Hopkins was speaking in response to a parliamentary question, which asked if the CQC would be given the power to inspect council commissioning even when no specific complaint had been made.
The previous duty on the CQC to assess adult social services departments was removed in 2014 through the Care Act. The regulator can now only inspect councils in exceptional circumstances and with government approval.
In his response to Alex Cunningham, Hopkins said: “I am not aware of any evidence that would constitute the kinds of exceptional circumstances that would warrant deployment of this power.”
He added that where there was evidence of poor commissioning practice, councils were expected to take responsibility for improving performance themselves and intervention from the regulator should be considered only as a last resort.
Colin Angel, policy and campaigns director at the UK Homecare Association, said he was extremely surprised at the minister’s response.
“There is overwhelming evidence on the impact of low fee rates on the terms and conditions of the social care workforce and the commissioning of very short homecare visits have received particular focus,” he said.

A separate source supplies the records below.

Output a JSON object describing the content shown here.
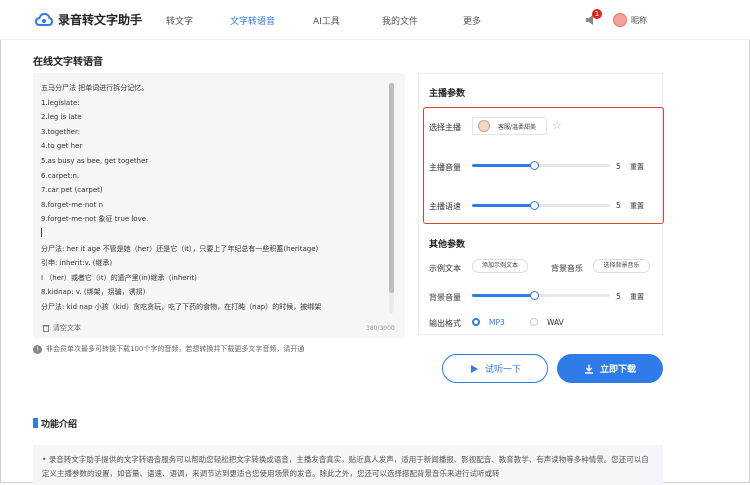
{
  "header": {
    "app_title": "录音转文字助手",
    "nav": [
      "转文字",
      "文字转语音",
      "AI工具",
      "我的文件",
      "更多"
    ],
    "active_nav": "文字转语音",
    "notification_count": "1",
    "nickname": "昵称"
  },
  "page_title": "在线文字转语音",
  "editor": {
    "lines": [
      "五马分尸法  把单词进行拆分记忆。",
      "1.legislate:",
      "2.leg is late",
      "3.together:",
      "4.to get her",
      "5.as busy as bee, get together",
      "6.carpet:n.",
      "7.car pet (carpet)",
      "8.forget-me-not n",
      "9.forget-me-not 象征 true love.",
      "",
      "分尸法: her it age 不管是她（her）还是它（it），只要上了年纪总有一些积蓄(heritage)",
      "引申: inherit:v. (继承)",
      "I （her）或者它（it）的遗产里(in)继承（inherit)",
      "8.kidnap: v. (绑架，拐骗，诱拐)",
      "分尸法:   kid  nap  小孩（kid）贪吃贪玩，吃了下药的食物，在打盹（nap）的时候，被绑架"
    ],
    "clear_label": "清空文本",
    "counter": "380/3000"
  },
  "notice": "非会员单次最多可转换下载100个字的音频，若想转换并下载更多文字音频，请开通",
  "anchor_params": {
    "title": "主播参数",
    "select_label": "选择主播",
    "anchor_button": "客服/温柔甜美",
    "volume_label": "主播音量",
    "volume_value": "5",
    "volume_fraction": 0.45,
    "speed_label": "主播语速",
    "speed_value": "5",
    "speed_fraction": 0.45,
    "reset_label": "重置"
  },
  "other_params": {
    "title": "其他参数",
    "sample_label": "示例文本",
    "sample_button": "添加示例文本",
    "music_label": "背景音乐",
    "music_button": "选择背景音乐",
    "bg_volume_label": "背景音量",
    "bg_volume_value": "5",
    "bg_volume_fraction": 0.45,
    "reset_label": "重置",
    "format_label": "输出格式",
    "format_options": [
      "MP3",
      "WAV"
    ],
    "format_selected": "MP3"
  },
  "actions": {
    "try_label": "试听一下",
    "download_label": "立即下载"
  },
  "intro": {
    "title": "功能介绍",
    "text": "录音转文字助手提供的文字转语音服务可以帮助您轻松把文字转换成语音，主播发音真实，贴近真人发声，适用于新闻播报、影视配音、教育教学、有声读物等多种情景。您还可以自定义主播参数的设置，如音量、语速、语调，来调节达到更适合您使用场景的发音。除此之外，您还可以选择搭配背景音乐来进行试听或转"
  },
  "colors": {
    "accent": "#2f7bea",
    "highlight": "#d9442b"
  }
}
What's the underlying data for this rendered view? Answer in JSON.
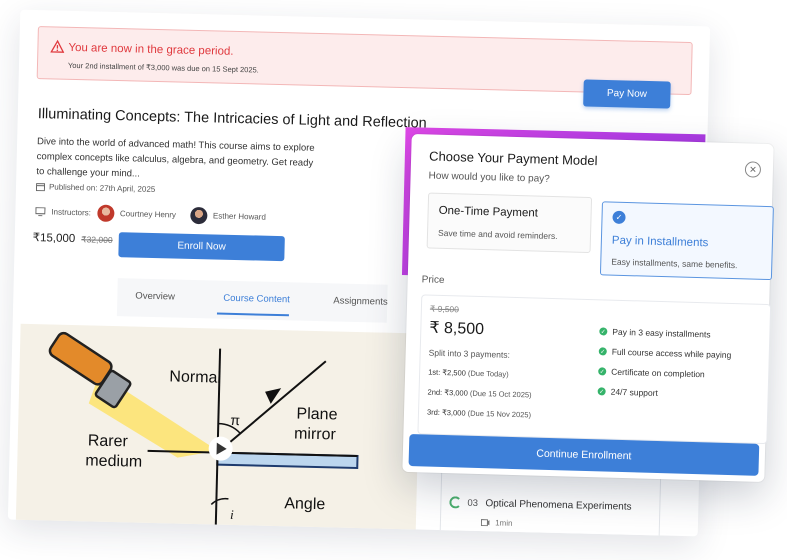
{
  "grace": {
    "title": "You are now in the grace period.",
    "subtitle": "Your 2nd installment of ₹3,000 was due on 15 Sept 2025.",
    "pay_now": "Pay Now"
  },
  "course": {
    "title": "Illuminating Concepts: The Intricacies of Light and Reflection",
    "description": "Dive into the world of advanced math! This course aims to explore complex concepts like calculus, algebra, and geometry. Get ready to challenge your mind...",
    "published": "Published on: 27th April, 2025",
    "instructors_label": "Instructors:",
    "instructors": [
      "Courtney Henry",
      "Esther Howard"
    ],
    "price": "₹15,000",
    "price_old": "₹32,000",
    "enroll_now": "Enroll Now",
    "tabs": [
      "Overview",
      "Course Content",
      "Assignments"
    ],
    "active_tab": "Course Content"
  },
  "diagram": {
    "labels": [
      "Normal",
      "π",
      "Plane",
      "mirror",
      "Rarer",
      "medium",
      "Angle",
      "i"
    ]
  },
  "lesson": {
    "number": "03",
    "title": "Optical Phenomena Experiments",
    "duration": "1min"
  },
  "modal": {
    "title": "Choose Your Payment Model",
    "subtitle": "How would you like to pay?",
    "option_one": {
      "title": "One-Time Payment",
      "desc": "Save time and avoid reminders."
    },
    "option_install": {
      "title": "Pay in Installments",
      "desc": "Easy installments, same benefits."
    },
    "price_label": "Price",
    "price_old": "₹ 9,500",
    "price_new": "₹ 8,500",
    "split_text": "Split into 3 payments:",
    "installments": [
      {
        "label": "1st:",
        "amount": "₹2,500",
        "due": "(Due Today)"
      },
      {
        "label": "2nd:",
        "amount": "₹3,000",
        "due": "(Due 15 Oct 2025)"
      },
      {
        "label": "3rd:",
        "amount": "₹3,000",
        "due": "(Due 15 Nov 2025)"
      }
    ],
    "features": [
      "Pay in 3 easy installments",
      "Full course access while paying",
      "Certificate on completion",
      "24/7 support"
    ],
    "continue": "Continue Enrollment"
  },
  "colors": {
    "accent": "#3d7fd8",
    "danger": "#e0393e",
    "success": "#35b36a"
  }
}
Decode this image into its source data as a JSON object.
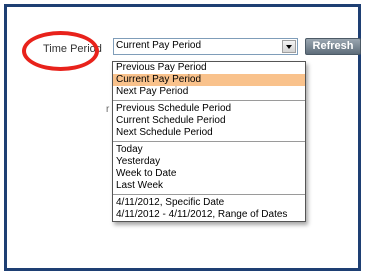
{
  "time_period": {
    "label": "Time Period",
    "selected_value": "Current Pay Period",
    "refresh_label": "Refresh"
  },
  "dropdown": {
    "groups": [
      [
        {
          "label": "Previous Pay Period",
          "selected": false
        },
        {
          "label": "Current Pay Period",
          "selected": true
        },
        {
          "label": "Next Pay Period",
          "selected": false
        }
      ],
      [
        {
          "label": "Previous Schedule Period",
          "selected": false
        },
        {
          "label": "Current Schedule Period",
          "selected": false
        },
        {
          "label": "Next Schedule Period",
          "selected": false
        }
      ],
      [
        {
          "label": "Today",
          "selected": false
        },
        {
          "label": "Yesterday",
          "selected": false
        },
        {
          "label": "Week to Date",
          "selected": false
        },
        {
          "label": "Last Week",
          "selected": false
        }
      ],
      [
        {
          "label": "4/11/2012, Specific Date",
          "selected": false
        },
        {
          "label": "4/11/2012 - 4/11/2012, Range of Dates",
          "selected": false
        }
      ]
    ]
  },
  "colors": {
    "panel_border": "#1e3f73",
    "highlight_ellipse": "#e8221b",
    "selected_option_bg": "#f9c28c",
    "refresh_button": "#6f7d89"
  }
}
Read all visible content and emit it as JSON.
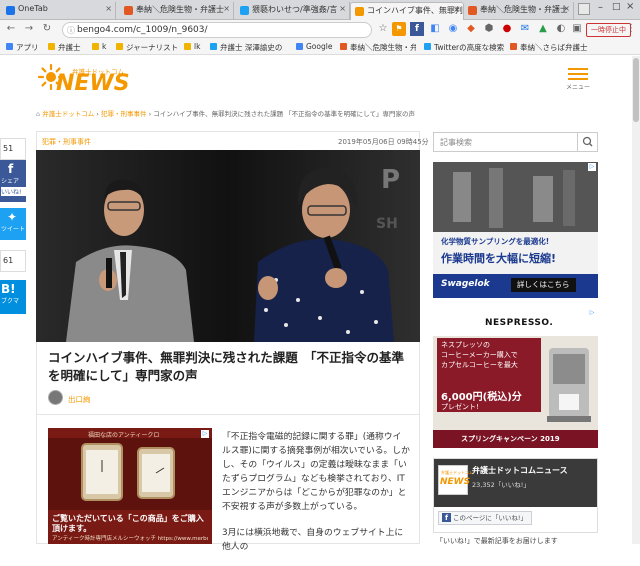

Angel referred to comments from care minister Norman Lamb made to The Daily Telegraph, in which he called for councils to be inspected over short home care visits but said his plans were being blocked by communities and local government secretary Eric Pickles.
“Given that the social care minister is also calling for greater scrutiny by the independent regulator, these powers need to be invoked urgently,” said Angel. “The CQC also need the power to undertake assessment of commissioning practices routinely, which they are not currently permitted to do.”
*This article was amended on 29 February 2016 to clarify Care Act guidance on CQC inspections of local authorities.